* **EXERCISE DIRECTIONS**: The records are to be copied in their entirety, exactly as given.

-.-.-

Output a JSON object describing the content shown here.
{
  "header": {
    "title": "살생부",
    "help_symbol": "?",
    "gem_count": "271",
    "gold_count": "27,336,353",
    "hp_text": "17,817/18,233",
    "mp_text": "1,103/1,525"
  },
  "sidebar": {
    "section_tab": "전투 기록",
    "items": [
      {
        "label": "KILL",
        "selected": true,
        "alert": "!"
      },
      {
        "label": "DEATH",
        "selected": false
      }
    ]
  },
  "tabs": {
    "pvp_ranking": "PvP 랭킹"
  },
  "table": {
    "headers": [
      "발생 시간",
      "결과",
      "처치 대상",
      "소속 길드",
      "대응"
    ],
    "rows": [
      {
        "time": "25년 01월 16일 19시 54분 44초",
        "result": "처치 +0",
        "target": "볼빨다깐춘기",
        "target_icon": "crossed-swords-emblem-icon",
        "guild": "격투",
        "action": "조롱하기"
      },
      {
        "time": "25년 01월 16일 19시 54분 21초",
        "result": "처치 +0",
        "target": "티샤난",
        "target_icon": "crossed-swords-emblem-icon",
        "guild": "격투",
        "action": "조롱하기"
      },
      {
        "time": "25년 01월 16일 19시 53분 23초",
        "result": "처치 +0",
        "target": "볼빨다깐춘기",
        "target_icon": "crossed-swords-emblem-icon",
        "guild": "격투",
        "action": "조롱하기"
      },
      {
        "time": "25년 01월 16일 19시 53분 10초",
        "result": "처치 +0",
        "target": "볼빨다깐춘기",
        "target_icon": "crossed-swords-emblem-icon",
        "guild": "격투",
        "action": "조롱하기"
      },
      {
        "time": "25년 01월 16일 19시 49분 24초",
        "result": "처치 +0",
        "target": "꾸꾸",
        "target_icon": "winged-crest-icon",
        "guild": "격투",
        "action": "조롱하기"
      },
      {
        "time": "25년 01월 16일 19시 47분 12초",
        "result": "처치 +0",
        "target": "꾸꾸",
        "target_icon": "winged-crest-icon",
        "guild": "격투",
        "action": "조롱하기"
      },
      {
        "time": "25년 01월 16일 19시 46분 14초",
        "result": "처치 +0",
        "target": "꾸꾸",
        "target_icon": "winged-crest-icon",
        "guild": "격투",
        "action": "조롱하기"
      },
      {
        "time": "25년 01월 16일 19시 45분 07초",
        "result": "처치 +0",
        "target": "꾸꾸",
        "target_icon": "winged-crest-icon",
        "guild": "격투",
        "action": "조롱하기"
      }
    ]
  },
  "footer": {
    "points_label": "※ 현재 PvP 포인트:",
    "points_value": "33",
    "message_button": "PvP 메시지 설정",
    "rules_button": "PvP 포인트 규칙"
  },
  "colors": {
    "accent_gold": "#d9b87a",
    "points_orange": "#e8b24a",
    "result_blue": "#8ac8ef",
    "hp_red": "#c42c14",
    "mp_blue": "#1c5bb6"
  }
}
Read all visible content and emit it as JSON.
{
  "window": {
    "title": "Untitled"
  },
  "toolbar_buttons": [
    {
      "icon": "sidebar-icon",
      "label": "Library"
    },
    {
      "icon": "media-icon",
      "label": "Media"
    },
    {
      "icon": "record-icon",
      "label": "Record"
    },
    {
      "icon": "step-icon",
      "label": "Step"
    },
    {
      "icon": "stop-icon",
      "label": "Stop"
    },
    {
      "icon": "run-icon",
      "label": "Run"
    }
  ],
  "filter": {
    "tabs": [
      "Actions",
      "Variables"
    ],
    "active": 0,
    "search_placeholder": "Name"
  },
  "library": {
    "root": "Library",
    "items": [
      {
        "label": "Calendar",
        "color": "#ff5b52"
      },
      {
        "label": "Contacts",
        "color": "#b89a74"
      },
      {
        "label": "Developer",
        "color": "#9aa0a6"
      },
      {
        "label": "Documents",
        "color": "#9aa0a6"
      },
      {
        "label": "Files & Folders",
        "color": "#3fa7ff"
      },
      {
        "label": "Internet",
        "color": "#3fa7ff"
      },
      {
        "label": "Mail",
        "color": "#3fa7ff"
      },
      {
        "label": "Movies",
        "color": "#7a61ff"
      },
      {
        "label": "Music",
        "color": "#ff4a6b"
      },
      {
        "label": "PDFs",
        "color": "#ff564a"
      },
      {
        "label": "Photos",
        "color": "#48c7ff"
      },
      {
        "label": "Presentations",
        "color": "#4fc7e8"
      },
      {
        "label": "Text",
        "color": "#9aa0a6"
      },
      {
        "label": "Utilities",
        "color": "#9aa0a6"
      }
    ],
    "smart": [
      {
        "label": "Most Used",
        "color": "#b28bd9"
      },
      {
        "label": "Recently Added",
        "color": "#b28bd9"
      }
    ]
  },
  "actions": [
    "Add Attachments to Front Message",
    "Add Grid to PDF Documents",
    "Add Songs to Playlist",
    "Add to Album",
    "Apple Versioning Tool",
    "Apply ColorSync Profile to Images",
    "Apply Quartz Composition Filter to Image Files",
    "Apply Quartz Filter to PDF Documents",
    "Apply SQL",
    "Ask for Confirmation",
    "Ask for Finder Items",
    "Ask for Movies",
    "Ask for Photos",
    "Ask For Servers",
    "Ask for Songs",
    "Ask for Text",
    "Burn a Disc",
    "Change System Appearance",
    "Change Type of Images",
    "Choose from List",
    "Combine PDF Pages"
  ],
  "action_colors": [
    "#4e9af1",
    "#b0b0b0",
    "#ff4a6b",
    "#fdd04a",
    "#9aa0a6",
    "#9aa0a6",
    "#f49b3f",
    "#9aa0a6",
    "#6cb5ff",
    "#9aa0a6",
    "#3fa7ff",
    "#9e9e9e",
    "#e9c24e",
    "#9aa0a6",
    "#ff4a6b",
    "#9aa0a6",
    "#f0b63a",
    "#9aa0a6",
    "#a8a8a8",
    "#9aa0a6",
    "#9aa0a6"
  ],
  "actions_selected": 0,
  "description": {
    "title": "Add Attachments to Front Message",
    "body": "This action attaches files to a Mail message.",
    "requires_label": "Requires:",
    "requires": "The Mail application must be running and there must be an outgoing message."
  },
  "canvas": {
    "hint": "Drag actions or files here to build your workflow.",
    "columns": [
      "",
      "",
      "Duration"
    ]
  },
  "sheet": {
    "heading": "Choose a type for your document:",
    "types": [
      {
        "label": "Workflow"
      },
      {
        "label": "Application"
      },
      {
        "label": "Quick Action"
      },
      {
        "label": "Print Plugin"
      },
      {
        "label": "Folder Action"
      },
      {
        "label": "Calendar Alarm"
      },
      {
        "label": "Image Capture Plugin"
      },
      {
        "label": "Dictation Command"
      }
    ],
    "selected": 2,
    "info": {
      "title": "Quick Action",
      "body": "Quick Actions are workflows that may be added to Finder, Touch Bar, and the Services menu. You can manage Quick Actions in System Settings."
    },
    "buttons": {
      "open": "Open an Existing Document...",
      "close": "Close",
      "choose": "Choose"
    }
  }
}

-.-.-

* **ANSWER TO THIS PROBLEM**:
Output a JSON object describing the content shown here.
{
  "header": {
    "title": "살생부",
    "help_symbol": "?",
    "gem_count": "271",
    "gold_count": "27,336,353",
    "hp_text": "17,817/18,233",
    "mp_text": "1,103/1,525"
  },
  "sidebar": {
    "section_tab": "전투 기록",
    "items": [
      {
        "label": "KILL",
        "selected": true,
        "alert": "!"
      },
      {
        "label": "DEATH",
        "selected": false
      }
    ]
  },
  "tabs": {
    "pvp_ranking": "PvP 랭킹"
  },
  "table": {
    "headers": [
      "발생 시간",
      "결과",
      "처치 대상",
      "소속 길드",
      "대응"
    ],
    "rows": [
      {
        "time": "25년 01월 16일 19시 54분 44초",
        "result": "처치 +0",
        "target": "볼빨다깐춘기",
        "target_icon": "crossed-swords-emblem-icon",
        "guild": "격투",
        "action": "조롱하기"
      },
      {
        "time": "25년 01월 16일 19시 54분 21초",
        "result": "처치 +0",
        "target": "티샤난",
        "target_icon": "crossed-swords-emblem-icon",
        "guild": "격투",
        "action": "조롱하기"
      },
      {
        "time": "25년 01월 16일 19시 53분 23초",
        "result": "처치 +0",
        "target": "볼빨다깐춘기",
        "target_icon": "crossed-swords-emblem-icon",
        "guild": "격투",
        "action": "조롱하기"
      },
      {
        "time": "25년 01월 16일 19시 53분 10초",
        "result": "처치 +0",
        "target": "볼빨다깐춘기",
        "target_icon": "crossed-swords-emblem-icon",
        "guild": "격투",
        "action": "조롱하기"
      },
      {
        "time": "25년 01월 16일 19시 49분 24초",
        "result": "처치 +0",
        "target": "꾸꾸",
        "target_icon": "winged-crest-icon",
        "guild": "격투",
        "action": "조롱하기"
      },
      {
        "time": "25년 01월 16일 19시 47분 12초",
        "result": "처치 +0",
        "target": "꾸꾸",
        "target_icon": "winged-crest-icon",
        "guild": "격투",
        "action": "조롱하기"
      },
      {
        "time": "25년 01월 16일 19시 46분 14초",
        "result": "처치 +0",
        "target": "꾸꾸",
        "target_icon": "winged-crest-icon",
        "guild": "격투",
        "action": "조롱하기"
      },
      {
        "time": "25년 01월 16일 19시 45분 07초",
        "result": "처치 +0",
        "target": "꾸꾸",
        "target_icon": "winged-crest-icon",
        "guild": "격투",
        "action": "조롱하기"
      }
    ]
  },
  "footer": {
    "points_label": "※ 현재 PvP 포인트:",
    "points_value": "33",
    "message_button": "PvP 메시지 설정",
    "rules_button": "PvP 포인트 규칙"
  },
  "colors": {
    "accent_gold": "#d9b87a",
    "points_orange": "#e8b24a",
    "result_blue": "#8ac8ef",
    "hp_red": "#c42c14",
    "mp_blue": "#1c5bb6"
  }
}
Read all visible content and emit it as JSON.
{
  "window": {
    "title": "Untitled"
  },
  "toolbar_buttons": [
    {
      "icon": "sidebar-icon",
      "label": "Library"
    },
    {
      "icon": "media-icon",
      "label": "Media"
    },
    {
      "icon": "record-icon",
      "label": "Record"
    },
    {
      "icon": "step-icon",
      "label": "Step"
    },
    {
      "icon": "stop-icon",
      "label": "Stop"
    },
    {
      "icon": "run-icon",
      "label": "Run"
    }
  ],
  "filter": {
    "tabs": [
      "Actions",
      "Variables"
    ],
    "active": 0,
    "search_placeholder": "Name"
  },
  "library": {
    "root": "Library",
    "items": [
      {
        "label": "Calendar",
        "color": "#ff5b52"
      },
      {
        "label": "Contacts",
        "color": "#b89a74"
      },
      {
        "label": "Developer",
        "color": "#9aa0a6"
      },
      {
        "label": "Documents",
        "color": "#9aa0a6"
      },
      {
        "label": "Files & Folders",
        "color": "#3fa7ff"
      },
      {
        "label": "Internet",
        "color": "#3fa7ff"
      },
      {
        "label": "Mail",
        "color": "#3fa7ff"
      },
      {
        "label": "Movies",
        "color": "#7a61ff"
      },
      {
        "label": "Music",
        "color": "#ff4a6b"
      },
      {
        "label": "PDFs",
        "color": "#ff564a"
      },
      {
        "label": "Photos",
        "color": "#48c7ff"
      },
      {
        "label": "Presentations",
        "color": "#4fc7e8"
      },
      {
        "label": "Text",
        "color": "#9aa0a6"
      },
      {
        "label": "Utilities",
        "color": "#9aa0a6"
      }
    ],
    "smart": [
      {
        "label": "Most Used",
        "color": "#b28bd9"
      },
      {
        "label": "Recently Added",
        "color": "#b28bd9"
      }
    ]
  },
  "actions": [
    "Add Attachments to Front Message",
    "Add Grid to PDF Documents",
    "Add Songs to Playlist",
    "Add to Album",
    "Apple Versioning Tool",
    "Apply ColorSync Profile to Images",
    "Apply Quartz Composition Filter to Image Files",
    "Apply Quartz Filter to PDF Documents",
    "Apply SQL",
    "Ask for Confirmation",
    "Ask for Finder Items",
    "Ask for Movies",
    "Ask for Photos",
    "Ask For Servers",
    "Ask for Songs",
    "Ask for Text",
    "Burn a Disc",
    "Change System Appearance",
    "Change Type of Images",
    "Choose from List",
    "Combine PDF Pages"
  ],
  "action_colors": [
    "#4e9af1",
    "#b0b0b0",
    "#ff4a6b",
    "#fdd04a",
    "#9aa0a6",
    "#9aa0a6",
    "#f49b3f",
    "#9aa0a6",
    "#6cb5ff",
    "#9aa0a6",
    "#3fa7ff",
    "#9e9e9e",
    "#e9c24e",
    "#9aa0a6",
    "#ff4a6b",
    "#9aa0a6",
    "#f0b63a",
    "#9aa0a6",
    "#a8a8a8",
    "#9aa0a6",
    "#9aa0a6"
  ],
  "actions_selected": 0,
  "description": {
    "title": "Add Attachments to Front Message",
    "body": "This action attaches files to a Mail message.",
    "requires_label": "Requires:",
    "requires": "The Mail application must be running and there must be an outgoing message."
  },
  "canvas": {
    "hint": "Drag actions or files here to build your workflow.",
    "columns": [
      "",
      "",
      "Duration"
    ]
  },
  "sheet": {
    "heading": "Choose a type for your document:",
    "types": [
      {
        "label": "Workflow"
      },
      {
        "label": "Application"
      },
      {
        "label": "Quick Action"
      },
      {
        "label": "Print Plugin"
      },
      {
        "label": "Folder Action"
      },
      {
        "label": "Calendar Alarm"
      },
      {
        "label": "Image Capture Plugin"
      },
      {
        "label": "Dictation Command"
      }
    ],
    "selected": 2,
    "info": {
      "title": "Quick Action",
      "body": "Quick Actions are workflows that may be added to Finder, Touch Bar, and the Services menu. You can manage Quick Actions in System Settings."
    },
    "buttons": {
      "open": "Open an Existing Document...",
      "close": "Close",
      "choose": "Choose"
    }
  }
}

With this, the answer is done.